Wow! The best-selling author is asking the plebes for FOUR FIGURE DONATIONS, framing it as if it is YOUR fight. Stick the words “truth” in there and mention how damaging it feels to be labelled as ant-Semitic (sic) make it sound like the guy is going to really be the avenging angel for “Freedom of Speech”, and don’t forget the Paypal donation to give your four figure donations so that he can win.

Well. You know the end of the story already. Atzmon released a statement with a very neutral name “Falter vs. Atzmon: Update”. Apparently, Atzmon’s flag of truth wasn’t being unfurled and instead, he had his lawyer read a public apology. Explaining this choice Atzmon says:

“I did not (and do not) believe that Mr. Falter was motivated by fraud and I do not think that there is anything I said that suggested it. However, I have to accept the ruling that the court made.

Even taking the case to this point had been costly on both a financial and personal level, and after this ruling it was clear to me that I had no option but to apologise and settle the case.

The overall battle for free speech has been very expensive and it is probably far from over.

The case has re-confirmed to me the crucial importance of freedom of expression and the restrictions imposed on it by the libel courts in this country.

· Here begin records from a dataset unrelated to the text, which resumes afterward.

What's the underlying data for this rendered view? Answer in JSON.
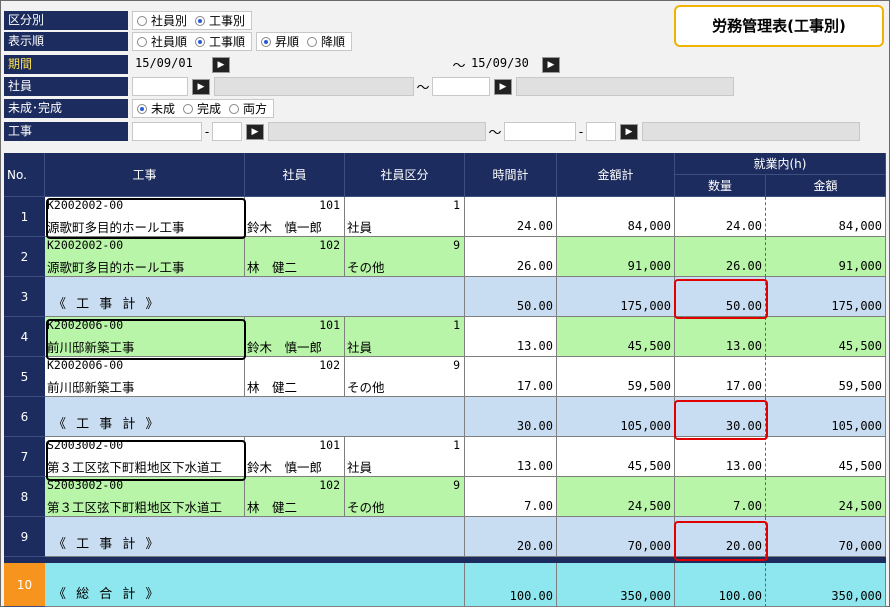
{
  "title": "労務管理表(工事別)",
  "filters": {
    "kubun": {
      "label": "区分別",
      "options": [
        {
          "label": "社員別",
          "selected": false
        },
        {
          "label": "工事別",
          "selected": true
        }
      ]
    },
    "order": {
      "label": "表示順",
      "options": [
        {
          "label": "社員順",
          "selected": false
        },
        {
          "label": "工事順",
          "selected": true
        }
      ],
      "dir_options": [
        {
          "label": "昇順",
          "selected": true
        },
        {
          "label": "降順",
          "selected": false
        }
      ]
    },
    "period": {
      "label": "期間",
      "from": "15/09/01",
      "tilde": "～",
      "to": "15/09/30"
    },
    "employee": {
      "label": "社員",
      "tilde": "～"
    },
    "status": {
      "label": "未成･完成",
      "options": [
        {
          "label": "未成",
          "selected": true
        },
        {
          "label": "完成",
          "selected": false
        },
        {
          "label": "両方",
          "selected": false
        }
      ]
    },
    "project": {
      "label": "工事",
      "dash": "-",
      "tilde": "～"
    }
  },
  "grid": {
    "headers": {
      "no": "No.",
      "project": "工事",
      "employee": "社員",
      "emp_class": "社員区分",
      "hours": "時間計",
      "amount": "金額計",
      "within": "就業内(h)",
      "qty": "数量",
      "within_amount": "金額"
    },
    "rows": [
      {
        "no": "1",
        "type": "detail",
        "bg": "#ffffff",
        "code": "K2002002-00",
        "name": "源歌町多目的ホール工事",
        "emp_no": "101",
        "emp_name": "鈴木　慎一郎",
        "class_no": "1",
        "class_name": "社員",
        "hours": "24.00",
        "amount": "84,000",
        "qty": "24.00",
        "within_amount": "84,000"
      },
      {
        "no": "2",
        "type": "detail",
        "bg": "#b8f5a8",
        "code": "K2002002-00",
        "name": "源歌町多目的ホール工事",
        "emp_no": "102",
        "emp_name": "林　健二",
        "class_no": "9",
        "class_name": "その他",
        "hours": "26.00",
        "amount": "91,000",
        "qty": "26.00",
        "within_amount": "91,000"
      },
      {
        "no": "3",
        "type": "subtotal",
        "bg": "#c9ddf2",
        "label": "《 工 事 計 》",
        "hours": "50.00",
        "amount": "175,000",
        "qty": "50.00",
        "within_amount": "175,000"
      },
      {
        "no": "4",
        "type": "detail",
        "bg": "#b8f5a8",
        "code": "K2002006-00",
        "name": "前川邸新築工事",
        "emp_no": "101",
        "emp_name": "鈴木　慎一郎",
        "class_no": "1",
        "class_name": "社員",
        "hours": "13.00",
        "amount": "45,500",
        "qty": "13.00",
        "within_amount": "45,500"
      },
      {
        "no": "5",
        "type": "detail",
        "bg": "#ffffff",
        "code": "K2002006-00",
        "name": "前川邸新築工事",
        "emp_no": "102",
        "emp_name": "林　健二",
        "class_no": "9",
        "class_name": "その他",
        "hours": "17.00",
        "amount": "59,500",
        "qty": "17.00",
        "within_amount": "59,500"
      },
      {
        "no": "6",
        "type": "subtotal",
        "bg": "#c9ddf2",
        "label": "《 工 事 計 》",
        "hours": "30.00",
        "amount": "105,000",
        "qty": "30.00",
        "within_amount": "105,000"
      },
      {
        "no": "7",
        "type": "detail",
        "bg": "#ffffff",
        "code": "S2003002-00",
        "name": "第３工区弦下町粗地区下水道工",
        "emp_no": "101",
        "emp_name": "鈴木　慎一郎",
        "class_no": "1",
        "class_name": "社員",
        "hours": "13.00",
        "amount": "45,500",
        "qty": "13.00",
        "within_amount": "45,500"
      },
      {
        "no": "8",
        "type": "detail",
        "bg": "#b8f5a8",
        "code": "S2003002-00",
        "name": "第３工区弦下町粗地区下水道工",
        "emp_no": "102",
        "emp_name": "林　健二",
        "class_no": "9",
        "class_name": "その他",
        "hours": "7.00",
        "amount": "24,500",
        "qty": "7.00",
        "within_amount": "24,500"
      },
      {
        "no": "9",
        "type": "subtotal",
        "bg": "#c9ddf2",
        "label": "《 工 事 計 》",
        "hours": "20.00",
        "amount": "70,000",
        "qty": "20.00",
        "within_amount": "70,000"
      },
      {
        "no": "10",
        "type": "total",
        "bg": "#8ee6ee",
        "label": "《 総 合 計 》",
        "hours": "100.00",
        "amount": "350,000",
        "qty": "100.00",
        "within_amount": "350,000"
      }
    ]
  },
  "colors": {
    "header_bg": "#1c2c5e",
    "title_border": "#f0b400",
    "total_rowno": "#f7941d",
    "highlight_red": "#e00000"
  }
}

Despite what has been suggested earlier today by Mr Falter in a press release, the court didn’t make any finding that I myself am an anti-Semite.”

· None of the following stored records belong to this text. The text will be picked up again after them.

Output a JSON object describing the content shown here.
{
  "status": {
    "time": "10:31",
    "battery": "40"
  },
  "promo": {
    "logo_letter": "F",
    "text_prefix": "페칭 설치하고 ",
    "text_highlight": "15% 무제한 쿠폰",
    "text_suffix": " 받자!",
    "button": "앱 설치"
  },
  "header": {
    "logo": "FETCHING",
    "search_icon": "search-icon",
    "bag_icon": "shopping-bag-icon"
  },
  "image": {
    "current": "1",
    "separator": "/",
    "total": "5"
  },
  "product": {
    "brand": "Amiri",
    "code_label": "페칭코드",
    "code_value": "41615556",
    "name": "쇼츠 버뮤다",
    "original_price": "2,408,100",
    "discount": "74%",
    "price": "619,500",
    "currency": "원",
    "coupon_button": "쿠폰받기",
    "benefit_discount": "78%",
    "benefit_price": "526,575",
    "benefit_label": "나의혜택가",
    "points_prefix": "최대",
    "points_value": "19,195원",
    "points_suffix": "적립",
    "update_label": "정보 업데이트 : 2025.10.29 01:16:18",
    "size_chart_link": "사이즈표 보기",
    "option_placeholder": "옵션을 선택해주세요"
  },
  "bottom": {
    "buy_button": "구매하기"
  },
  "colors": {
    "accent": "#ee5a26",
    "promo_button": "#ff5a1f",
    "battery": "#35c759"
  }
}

… and he again asks for money.

Evidently, his defence must have been that what the words do not mean what they are actually saying in very explicit terms, but whatever they actually mean inside the mind of Atzmon and his preferred readers. Saying that “Falter obviously fabricates anti-semitic incidents” must mean something else than that he fabricates anti-semitic incidents, obviously. That Atzmon is relieved that he’s not found to be an anti-Semite by the court (as if that were on trial… oh, Gilad, even when you’re involved, it’s not always all about “you”!) However, to recoup some of the losses, maybe Atzmon could change his tack on not suing for libel in the same way that he changed his tack in relinquishing the fight for free speech, because “Enough is enough!” Enough people call him Anti-Semitic, so his lawyers could still make money even if they lose by all the cases he could bring forth. Sounds like a Business Plan to me!

The content of the “sincere” (LOL!) apology on court record contains the acknowledgement that the allegations he raised were false. Here’s an excerpt:

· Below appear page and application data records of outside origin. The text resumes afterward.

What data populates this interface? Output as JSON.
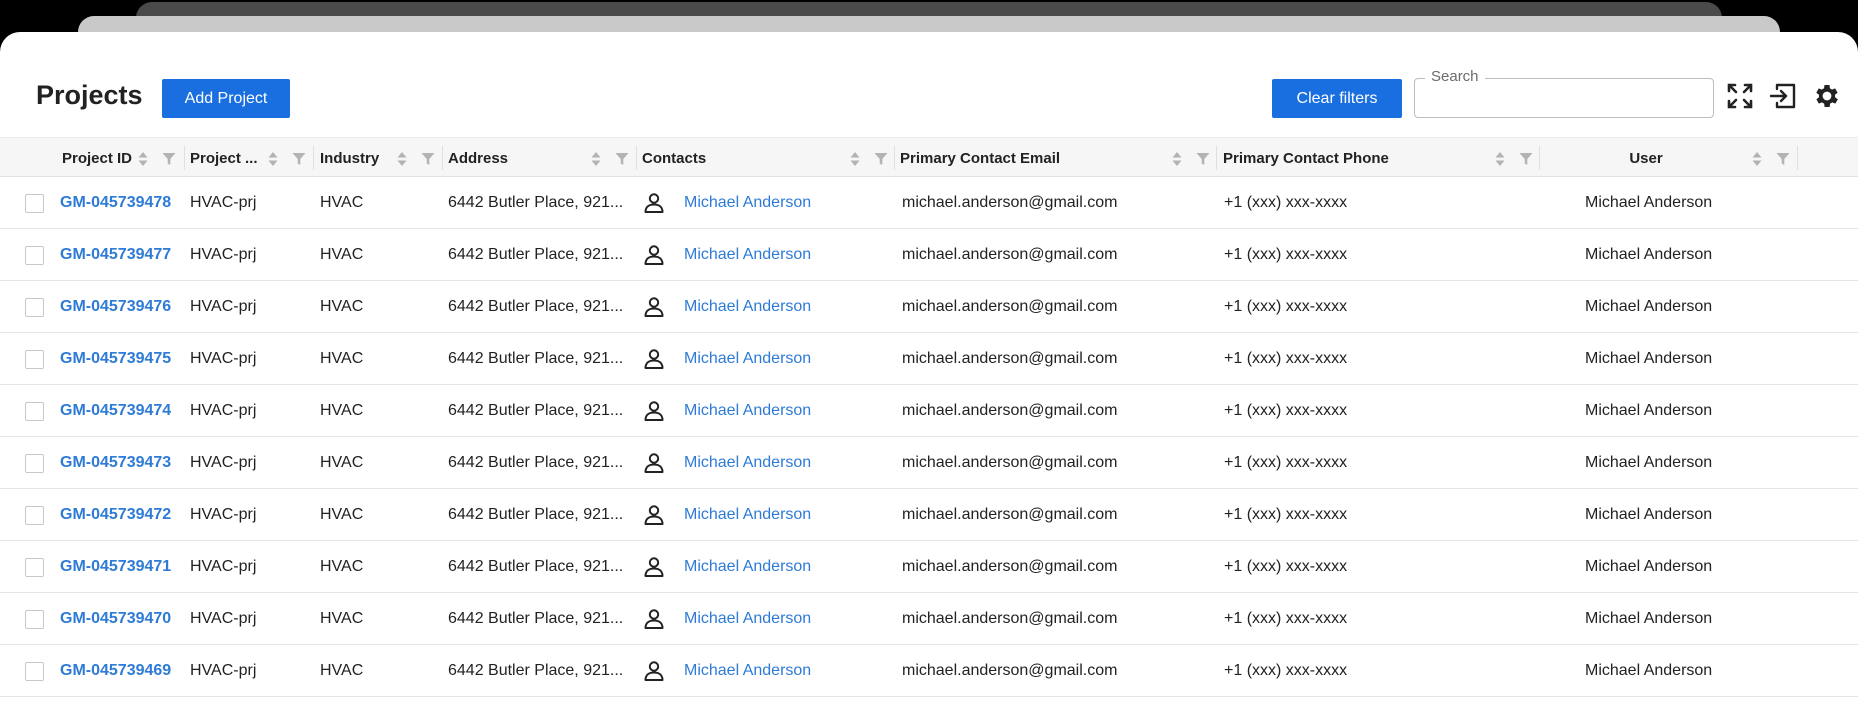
{
  "page": {
    "title": "Projects"
  },
  "toolbar": {
    "add_label": "Add Project",
    "clear_label": "Clear filters",
    "search_label": "Search",
    "search_value": "",
    "icons": [
      "fullscreen-icon",
      "exit-icon",
      "gear-icon"
    ]
  },
  "colors": {
    "accent": "#1a6fe0",
    "link": "#2d7bd6"
  },
  "table": {
    "columns": [
      {
        "label": "Project ID"
      },
      {
        "label": "Project ..."
      },
      {
        "label": "Industry"
      },
      {
        "label": "Address"
      },
      {
        "label": "Contacts"
      },
      {
        "label": "Primary Contact Email"
      },
      {
        "label": "Primary Contact Phone"
      },
      {
        "label": "User"
      }
    ],
    "rows": [
      {
        "id": "GM-045739478",
        "name": "HVAC-prj",
        "industry": "HVAC",
        "address": "6442 Butler Place, 921...",
        "contact": "Michael Anderson",
        "email": "michael.anderson@gmail.com",
        "phone": "+1 (xxx) xxx-xxxx",
        "user": "Michael Anderson"
      },
      {
        "id": "GM-045739477",
        "name": "HVAC-prj",
        "industry": "HVAC",
        "address": "6442 Butler Place, 921...",
        "contact": "Michael Anderson",
        "email": "michael.anderson@gmail.com",
        "phone": "+1 (xxx) xxx-xxxx",
        "user": "Michael Anderson"
      },
      {
        "id": "GM-045739476",
        "name": "HVAC-prj",
        "industry": "HVAC",
        "address": "6442 Butler Place, 921...",
        "contact": "Michael Anderson",
        "email": "michael.anderson@gmail.com",
        "phone": "+1 (xxx) xxx-xxxx",
        "user": "Michael Anderson"
      },
      {
        "id": "GM-045739475",
        "name": "HVAC-prj",
        "industry": "HVAC",
        "address": "6442 Butler Place, 921...",
        "contact": "Michael Anderson",
        "email": "michael.anderson@gmail.com",
        "phone": "+1 (xxx) xxx-xxxx",
        "user": "Michael Anderson"
      },
      {
        "id": "GM-045739474",
        "name": "HVAC-prj",
        "industry": "HVAC",
        "address": "6442 Butler Place, 921...",
        "contact": "Michael Anderson",
        "email": "michael.anderson@gmail.com",
        "phone": "+1 (xxx) xxx-xxxx",
        "user": "Michael Anderson"
      },
      {
        "id": "GM-045739473",
        "name": "HVAC-prj",
        "industry": "HVAC",
        "address": "6442 Butler Place, 921...",
        "contact": "Michael Anderson",
        "email": "michael.anderson@gmail.com",
        "phone": "+1 (xxx) xxx-xxxx",
        "user": "Michael Anderson"
      },
      {
        "id": "GM-045739472",
        "name": "HVAC-prj",
        "industry": "HVAC",
        "address": "6442 Butler Place, 921...",
        "contact": "Michael Anderson",
        "email": "michael.anderson@gmail.com",
        "phone": "+1 (xxx) xxx-xxxx",
        "user": "Michael Anderson"
      },
      {
        "id": "GM-045739471",
        "name": "HVAC-prj",
        "industry": "HVAC",
        "address": "6442 Butler Place, 921...",
        "contact": "Michael Anderson",
        "email": "michael.anderson@gmail.com",
        "phone": "+1 (xxx) xxx-xxxx",
        "user": "Michael Anderson"
      },
      {
        "id": "GM-045739470",
        "name": "HVAC-prj",
        "industry": "HVAC",
        "address": "6442 Butler Place, 921...",
        "contact": "Michael Anderson",
        "email": "michael.anderson@gmail.com",
        "phone": "+1 (xxx) xxx-xxxx",
        "user": "Michael Anderson"
      },
      {
        "id": "GM-045739469",
        "name": "HVAC-prj",
        "industry": "HVAC",
        "address": "6442 Butler Place, 921...",
        "contact": "Michael Anderson",
        "email": "michael.anderson@gmail.com",
        "phone": "+1 (xxx) xxx-xxxx",
        "user": "Michael Anderson"
      }
    ]
  }
}
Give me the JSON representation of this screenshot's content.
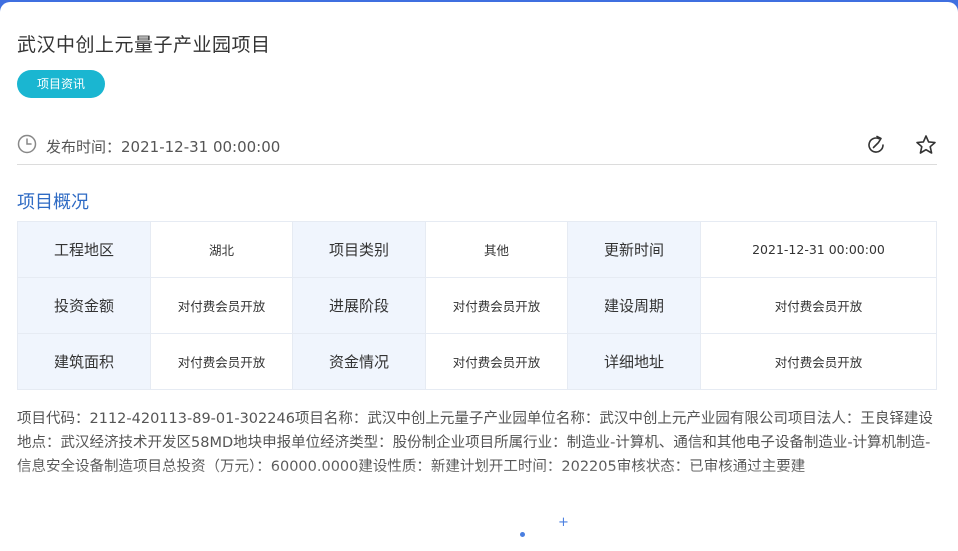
{
  "project": {
    "title": "武汉中创上元量子产业园项目",
    "tag": "项目资讯",
    "publish_label": "发布时间：",
    "publish_time": "2021-12-31 00:00:00"
  },
  "icons": {
    "clock": "clock-icon",
    "share": "share-icon",
    "favorite": "star-icon"
  },
  "overview": {
    "title": "项目概况",
    "rows": [
      [
        {
          "key": "工程地区",
          "value": "湖北"
        },
        {
          "key": "项目类别",
          "value": "其他"
        },
        {
          "key": "更新时间",
          "value": "2021-12-31 00:00:00"
        }
      ],
      [
        {
          "key": "投资金额",
          "value": "对付费会员开放"
        },
        {
          "key": "进展阶段",
          "value": "对付费会员开放"
        },
        {
          "key": "建设周期",
          "value": "对付费会员开放"
        }
      ],
      [
        {
          "key": "建筑面积",
          "value": "对付费会员开放"
        },
        {
          "key": "资金情况",
          "value": "对付费会员开放"
        },
        {
          "key": "详细地址",
          "value": "对付费会员开放"
        }
      ]
    ]
  },
  "description": "项目代码：2112-420113-89-01-302246项目名称：武汉中创上元量子产业园单位名称：武汉中创上元产业园有限公司项目法人：王良铎建设地点：武汉经济技术开发区58MD地块申报单位经济类型：股份制企业项目所属行业：制造业-计算机、通信和其他电子设备制造业-计算机制造-信息安全设备制造项目总投资（万元）：60000.0000建设性质：新建计划开工时间：202205审核状态：已审核通过主要建",
  "colors": {
    "accent": "#1ab6d1",
    "section_title": "#2f6bc4",
    "key_cell_bg": "#f0f5fd",
    "top_bar": "#3f6fe0"
  }
}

atzmon apology

Naturally, in his own statement the victorious Claimant gloats over the humiliating defeat that Atzmon underwent:

“After just two hours of argument, High Court Justice Matthew Nicklin issued a preliminary ruling stating that Mr Atzmon had deliberately accused Mr Falter of: “dishonestly fabricating antisemitic incidents; deliberately exaggerating the prevalence of antisemitism and antisemitic activity (including being too ready to characterise as antisemitism legitimate criticism of Israel); by doing these things Mr Falter therefore risked increasing antisemitism; Mr Falter’s motive was to obtain funds (including funds from the British taxpayer) to support the activities of the CAA and to provide his own income; the funds obtained by this fabrication and misrepresentation were consequently obtained by Mr Falter’s fraud; and Mr Falter is guilty of hypocrisy – he campaigns against antisemitism but he is content with its continued prevalence (even resorting to the manufacture of incidents) because his income and that of the CAA depend upon it.”

Faced with the impossible task of substantiating these libels, Mr Atzmon instead capitulated and agreed to settle the case, admitting that all of the claims were false and agreeing to pay substantial damages and costs. Mr Atzmon did not show his face in court, instead sending his solicitor to read an apology on his behalf.

The defeat is a humiliation for Mr Atzmon.”

So, please, keep on clicking that Paypal and sending money to fill the coffers of the Zionists and the lawyers. Apparently, that’s Gilad Atzmon’s idea of YOUR fight!